*** Block opens ***

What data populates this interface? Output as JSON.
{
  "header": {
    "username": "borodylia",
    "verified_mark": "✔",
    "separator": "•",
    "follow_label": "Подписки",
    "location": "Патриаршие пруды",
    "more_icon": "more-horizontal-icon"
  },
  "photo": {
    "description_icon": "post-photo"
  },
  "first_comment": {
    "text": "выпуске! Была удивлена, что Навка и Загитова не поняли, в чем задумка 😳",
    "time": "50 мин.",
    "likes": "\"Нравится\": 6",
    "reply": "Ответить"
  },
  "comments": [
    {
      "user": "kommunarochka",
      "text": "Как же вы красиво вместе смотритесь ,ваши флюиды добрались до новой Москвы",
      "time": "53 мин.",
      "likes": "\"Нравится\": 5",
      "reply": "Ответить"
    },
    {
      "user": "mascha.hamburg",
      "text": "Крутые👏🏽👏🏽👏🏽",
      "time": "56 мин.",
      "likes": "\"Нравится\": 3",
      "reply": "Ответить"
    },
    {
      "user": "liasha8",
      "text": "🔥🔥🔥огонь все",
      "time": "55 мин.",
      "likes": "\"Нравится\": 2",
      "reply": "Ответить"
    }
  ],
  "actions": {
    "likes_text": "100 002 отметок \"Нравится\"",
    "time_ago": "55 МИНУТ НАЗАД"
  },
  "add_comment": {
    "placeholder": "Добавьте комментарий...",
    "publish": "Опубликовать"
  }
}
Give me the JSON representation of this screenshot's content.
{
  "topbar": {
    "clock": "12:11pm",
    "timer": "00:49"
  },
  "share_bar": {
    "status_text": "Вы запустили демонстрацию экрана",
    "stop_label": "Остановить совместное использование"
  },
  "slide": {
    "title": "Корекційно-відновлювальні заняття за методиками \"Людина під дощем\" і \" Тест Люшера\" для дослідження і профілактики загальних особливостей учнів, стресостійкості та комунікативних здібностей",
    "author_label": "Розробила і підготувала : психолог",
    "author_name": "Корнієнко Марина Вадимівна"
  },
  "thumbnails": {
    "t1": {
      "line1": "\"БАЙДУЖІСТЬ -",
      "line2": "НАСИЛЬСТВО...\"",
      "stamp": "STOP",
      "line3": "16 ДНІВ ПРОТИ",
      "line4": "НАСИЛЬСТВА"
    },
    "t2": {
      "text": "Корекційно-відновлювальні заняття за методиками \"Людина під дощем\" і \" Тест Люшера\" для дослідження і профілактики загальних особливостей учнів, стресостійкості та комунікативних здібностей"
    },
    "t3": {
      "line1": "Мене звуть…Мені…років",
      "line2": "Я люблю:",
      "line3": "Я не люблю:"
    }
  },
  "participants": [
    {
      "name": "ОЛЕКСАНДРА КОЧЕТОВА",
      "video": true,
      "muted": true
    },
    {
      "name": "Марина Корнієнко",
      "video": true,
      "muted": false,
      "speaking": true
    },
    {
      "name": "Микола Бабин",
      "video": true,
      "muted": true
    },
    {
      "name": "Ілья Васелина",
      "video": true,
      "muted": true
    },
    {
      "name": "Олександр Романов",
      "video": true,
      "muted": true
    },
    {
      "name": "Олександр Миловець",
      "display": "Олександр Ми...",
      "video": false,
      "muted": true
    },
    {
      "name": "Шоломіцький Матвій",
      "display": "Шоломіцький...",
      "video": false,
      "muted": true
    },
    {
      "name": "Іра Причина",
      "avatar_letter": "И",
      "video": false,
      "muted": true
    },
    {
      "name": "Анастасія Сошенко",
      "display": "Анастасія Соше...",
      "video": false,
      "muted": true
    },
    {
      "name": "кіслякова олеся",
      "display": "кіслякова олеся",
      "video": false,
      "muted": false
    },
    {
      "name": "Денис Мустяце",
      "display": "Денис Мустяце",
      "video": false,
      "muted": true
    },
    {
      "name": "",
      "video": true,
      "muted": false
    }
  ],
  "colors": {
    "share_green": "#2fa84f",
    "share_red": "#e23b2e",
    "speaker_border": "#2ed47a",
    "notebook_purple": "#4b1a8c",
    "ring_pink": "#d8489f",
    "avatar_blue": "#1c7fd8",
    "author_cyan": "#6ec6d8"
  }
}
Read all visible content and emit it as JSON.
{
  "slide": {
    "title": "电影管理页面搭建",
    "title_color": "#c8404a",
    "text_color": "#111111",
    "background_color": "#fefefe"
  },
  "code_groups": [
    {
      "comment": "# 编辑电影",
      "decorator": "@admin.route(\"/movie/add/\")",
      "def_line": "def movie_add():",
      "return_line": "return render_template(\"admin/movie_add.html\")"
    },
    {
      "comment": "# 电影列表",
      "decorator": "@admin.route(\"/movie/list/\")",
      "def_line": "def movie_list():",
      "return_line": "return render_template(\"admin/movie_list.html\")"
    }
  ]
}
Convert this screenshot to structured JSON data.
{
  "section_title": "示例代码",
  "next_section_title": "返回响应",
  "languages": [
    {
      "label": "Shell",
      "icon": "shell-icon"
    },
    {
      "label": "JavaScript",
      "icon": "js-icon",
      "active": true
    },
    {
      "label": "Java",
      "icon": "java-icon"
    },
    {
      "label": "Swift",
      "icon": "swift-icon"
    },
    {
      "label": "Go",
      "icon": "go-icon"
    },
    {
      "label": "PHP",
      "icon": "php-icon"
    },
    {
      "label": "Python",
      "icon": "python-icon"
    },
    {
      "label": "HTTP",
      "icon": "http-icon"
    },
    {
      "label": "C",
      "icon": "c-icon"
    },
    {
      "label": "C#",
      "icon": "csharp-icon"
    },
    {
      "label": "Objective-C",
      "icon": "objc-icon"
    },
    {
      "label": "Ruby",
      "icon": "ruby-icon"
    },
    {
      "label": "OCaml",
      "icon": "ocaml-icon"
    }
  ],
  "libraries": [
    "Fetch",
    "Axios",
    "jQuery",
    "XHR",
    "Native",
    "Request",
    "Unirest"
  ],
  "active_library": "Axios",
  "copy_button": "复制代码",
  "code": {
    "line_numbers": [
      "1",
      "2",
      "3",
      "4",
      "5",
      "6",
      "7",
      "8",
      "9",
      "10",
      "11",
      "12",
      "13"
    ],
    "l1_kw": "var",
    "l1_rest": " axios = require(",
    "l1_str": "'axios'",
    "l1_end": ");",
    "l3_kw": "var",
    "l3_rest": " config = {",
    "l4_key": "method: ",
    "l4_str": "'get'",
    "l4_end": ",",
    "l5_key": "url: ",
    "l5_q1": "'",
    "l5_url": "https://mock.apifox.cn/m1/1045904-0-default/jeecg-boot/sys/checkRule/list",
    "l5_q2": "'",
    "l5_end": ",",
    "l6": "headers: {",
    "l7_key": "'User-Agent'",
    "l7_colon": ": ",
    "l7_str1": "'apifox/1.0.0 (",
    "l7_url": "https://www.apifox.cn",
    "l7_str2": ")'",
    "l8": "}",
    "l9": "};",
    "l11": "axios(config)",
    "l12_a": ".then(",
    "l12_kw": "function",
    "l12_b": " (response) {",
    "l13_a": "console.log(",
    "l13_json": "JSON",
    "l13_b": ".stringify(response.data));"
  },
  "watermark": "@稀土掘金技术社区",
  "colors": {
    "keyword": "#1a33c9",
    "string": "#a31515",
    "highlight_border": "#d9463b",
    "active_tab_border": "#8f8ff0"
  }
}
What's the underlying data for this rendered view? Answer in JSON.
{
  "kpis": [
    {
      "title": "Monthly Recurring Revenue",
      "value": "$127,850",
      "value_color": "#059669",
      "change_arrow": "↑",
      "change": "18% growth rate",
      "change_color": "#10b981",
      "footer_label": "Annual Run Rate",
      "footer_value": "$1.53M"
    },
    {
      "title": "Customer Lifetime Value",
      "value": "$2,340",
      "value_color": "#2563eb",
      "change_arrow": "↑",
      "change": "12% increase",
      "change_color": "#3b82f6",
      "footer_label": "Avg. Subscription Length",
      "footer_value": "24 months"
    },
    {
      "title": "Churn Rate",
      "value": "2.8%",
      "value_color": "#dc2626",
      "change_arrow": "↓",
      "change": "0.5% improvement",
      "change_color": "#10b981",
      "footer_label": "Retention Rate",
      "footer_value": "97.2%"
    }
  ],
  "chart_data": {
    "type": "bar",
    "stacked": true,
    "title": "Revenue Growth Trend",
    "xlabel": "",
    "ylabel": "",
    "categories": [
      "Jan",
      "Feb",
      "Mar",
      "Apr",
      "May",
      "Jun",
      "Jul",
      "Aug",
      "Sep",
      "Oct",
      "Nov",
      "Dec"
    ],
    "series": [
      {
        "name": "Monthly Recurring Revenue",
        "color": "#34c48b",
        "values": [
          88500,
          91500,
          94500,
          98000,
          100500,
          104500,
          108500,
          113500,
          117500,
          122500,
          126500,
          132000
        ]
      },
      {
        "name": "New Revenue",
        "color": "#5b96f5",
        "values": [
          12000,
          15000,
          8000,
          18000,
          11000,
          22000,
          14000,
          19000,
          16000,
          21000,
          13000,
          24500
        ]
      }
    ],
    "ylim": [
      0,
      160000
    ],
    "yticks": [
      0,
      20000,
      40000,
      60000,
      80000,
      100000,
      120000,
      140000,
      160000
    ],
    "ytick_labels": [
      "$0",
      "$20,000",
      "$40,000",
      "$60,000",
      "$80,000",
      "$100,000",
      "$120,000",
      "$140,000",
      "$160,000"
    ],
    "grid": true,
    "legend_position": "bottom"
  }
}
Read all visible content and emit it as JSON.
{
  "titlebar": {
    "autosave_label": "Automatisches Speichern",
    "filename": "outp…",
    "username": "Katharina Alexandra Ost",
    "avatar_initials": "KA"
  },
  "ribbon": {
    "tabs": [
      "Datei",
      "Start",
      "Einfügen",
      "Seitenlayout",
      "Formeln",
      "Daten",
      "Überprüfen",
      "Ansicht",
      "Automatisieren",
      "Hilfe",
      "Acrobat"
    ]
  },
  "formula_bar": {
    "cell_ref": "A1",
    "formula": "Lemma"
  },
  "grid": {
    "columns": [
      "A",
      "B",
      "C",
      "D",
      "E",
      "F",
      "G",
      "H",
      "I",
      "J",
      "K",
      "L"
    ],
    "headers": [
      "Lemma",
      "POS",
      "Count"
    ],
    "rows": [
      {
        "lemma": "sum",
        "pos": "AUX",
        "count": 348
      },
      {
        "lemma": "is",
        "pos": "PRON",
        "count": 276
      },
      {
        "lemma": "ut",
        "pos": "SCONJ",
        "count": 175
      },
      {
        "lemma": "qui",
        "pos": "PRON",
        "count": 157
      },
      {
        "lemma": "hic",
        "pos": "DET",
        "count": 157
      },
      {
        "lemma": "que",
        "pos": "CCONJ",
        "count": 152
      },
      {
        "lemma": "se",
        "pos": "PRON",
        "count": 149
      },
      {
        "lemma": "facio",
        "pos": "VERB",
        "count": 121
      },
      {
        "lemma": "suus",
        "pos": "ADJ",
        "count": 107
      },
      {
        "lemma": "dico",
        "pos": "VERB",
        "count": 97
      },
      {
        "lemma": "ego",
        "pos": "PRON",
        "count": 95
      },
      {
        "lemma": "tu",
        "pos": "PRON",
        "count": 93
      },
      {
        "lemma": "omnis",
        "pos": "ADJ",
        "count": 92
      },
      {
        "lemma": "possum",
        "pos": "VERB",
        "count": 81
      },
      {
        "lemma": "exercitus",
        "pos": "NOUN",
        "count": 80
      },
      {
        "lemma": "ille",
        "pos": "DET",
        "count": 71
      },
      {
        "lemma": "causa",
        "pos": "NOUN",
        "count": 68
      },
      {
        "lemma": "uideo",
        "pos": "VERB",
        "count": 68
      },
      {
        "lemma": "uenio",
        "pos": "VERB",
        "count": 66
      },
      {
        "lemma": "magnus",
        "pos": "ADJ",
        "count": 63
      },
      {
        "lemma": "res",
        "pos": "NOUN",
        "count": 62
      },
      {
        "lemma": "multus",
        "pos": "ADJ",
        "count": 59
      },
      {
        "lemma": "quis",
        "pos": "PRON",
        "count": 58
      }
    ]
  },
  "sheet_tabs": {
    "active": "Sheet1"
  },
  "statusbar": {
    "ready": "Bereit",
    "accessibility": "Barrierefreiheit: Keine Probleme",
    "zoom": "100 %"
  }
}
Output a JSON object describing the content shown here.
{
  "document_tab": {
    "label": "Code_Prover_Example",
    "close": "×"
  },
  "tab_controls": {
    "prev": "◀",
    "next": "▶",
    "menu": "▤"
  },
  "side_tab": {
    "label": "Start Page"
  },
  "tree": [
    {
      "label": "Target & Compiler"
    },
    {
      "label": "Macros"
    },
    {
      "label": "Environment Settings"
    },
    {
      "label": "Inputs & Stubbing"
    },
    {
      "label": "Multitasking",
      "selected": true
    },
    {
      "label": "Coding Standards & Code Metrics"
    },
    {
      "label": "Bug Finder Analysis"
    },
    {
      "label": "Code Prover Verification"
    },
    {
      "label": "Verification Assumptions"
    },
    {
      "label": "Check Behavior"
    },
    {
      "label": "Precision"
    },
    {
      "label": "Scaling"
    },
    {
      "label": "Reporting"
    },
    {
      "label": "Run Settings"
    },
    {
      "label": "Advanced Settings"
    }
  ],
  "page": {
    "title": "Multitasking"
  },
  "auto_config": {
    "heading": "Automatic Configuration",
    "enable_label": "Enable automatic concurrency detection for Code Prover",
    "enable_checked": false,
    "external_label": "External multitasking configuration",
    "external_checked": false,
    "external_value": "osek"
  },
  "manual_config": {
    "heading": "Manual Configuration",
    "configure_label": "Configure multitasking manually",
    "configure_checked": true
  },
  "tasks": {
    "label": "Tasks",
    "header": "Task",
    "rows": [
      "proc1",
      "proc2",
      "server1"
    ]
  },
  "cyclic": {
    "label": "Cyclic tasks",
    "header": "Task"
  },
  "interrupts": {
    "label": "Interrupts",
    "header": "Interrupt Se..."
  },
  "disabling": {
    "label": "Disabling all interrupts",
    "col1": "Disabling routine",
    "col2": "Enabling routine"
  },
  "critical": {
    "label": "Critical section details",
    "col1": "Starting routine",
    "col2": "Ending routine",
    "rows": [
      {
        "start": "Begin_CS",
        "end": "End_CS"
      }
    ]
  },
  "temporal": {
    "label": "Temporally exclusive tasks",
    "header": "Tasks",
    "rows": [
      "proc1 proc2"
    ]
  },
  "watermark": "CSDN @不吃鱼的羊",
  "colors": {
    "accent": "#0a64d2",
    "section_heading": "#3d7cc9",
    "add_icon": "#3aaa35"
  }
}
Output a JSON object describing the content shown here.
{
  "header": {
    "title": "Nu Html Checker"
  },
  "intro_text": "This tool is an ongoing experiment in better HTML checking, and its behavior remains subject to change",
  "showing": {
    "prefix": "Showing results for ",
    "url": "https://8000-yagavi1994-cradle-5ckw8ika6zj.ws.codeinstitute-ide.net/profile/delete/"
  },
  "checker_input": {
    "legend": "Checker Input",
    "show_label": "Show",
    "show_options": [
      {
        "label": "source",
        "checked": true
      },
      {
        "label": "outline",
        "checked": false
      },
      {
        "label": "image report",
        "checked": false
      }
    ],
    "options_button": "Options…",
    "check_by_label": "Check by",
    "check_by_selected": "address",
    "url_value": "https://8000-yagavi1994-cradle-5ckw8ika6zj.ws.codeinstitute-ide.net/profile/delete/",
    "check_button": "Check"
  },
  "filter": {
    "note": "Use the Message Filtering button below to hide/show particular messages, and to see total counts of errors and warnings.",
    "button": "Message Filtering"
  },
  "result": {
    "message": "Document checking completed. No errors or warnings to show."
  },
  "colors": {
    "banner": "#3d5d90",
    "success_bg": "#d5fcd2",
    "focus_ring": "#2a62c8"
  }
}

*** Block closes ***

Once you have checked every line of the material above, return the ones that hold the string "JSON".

■ Solution ■
What data populates this interface? Output as JSON.
Give me the JSON representation of this screenshot's content.
Read all visible content and emit it as JSON.
Convert this screenshot to structured JSON data.
    "l13_json": "JSON",
What's the underlying data for this rendered view? Answer in JSON.
Read all visible content and emit it as JSON.
Output a JSON object describing the content shown here.
Output a JSON object describing the content shown here.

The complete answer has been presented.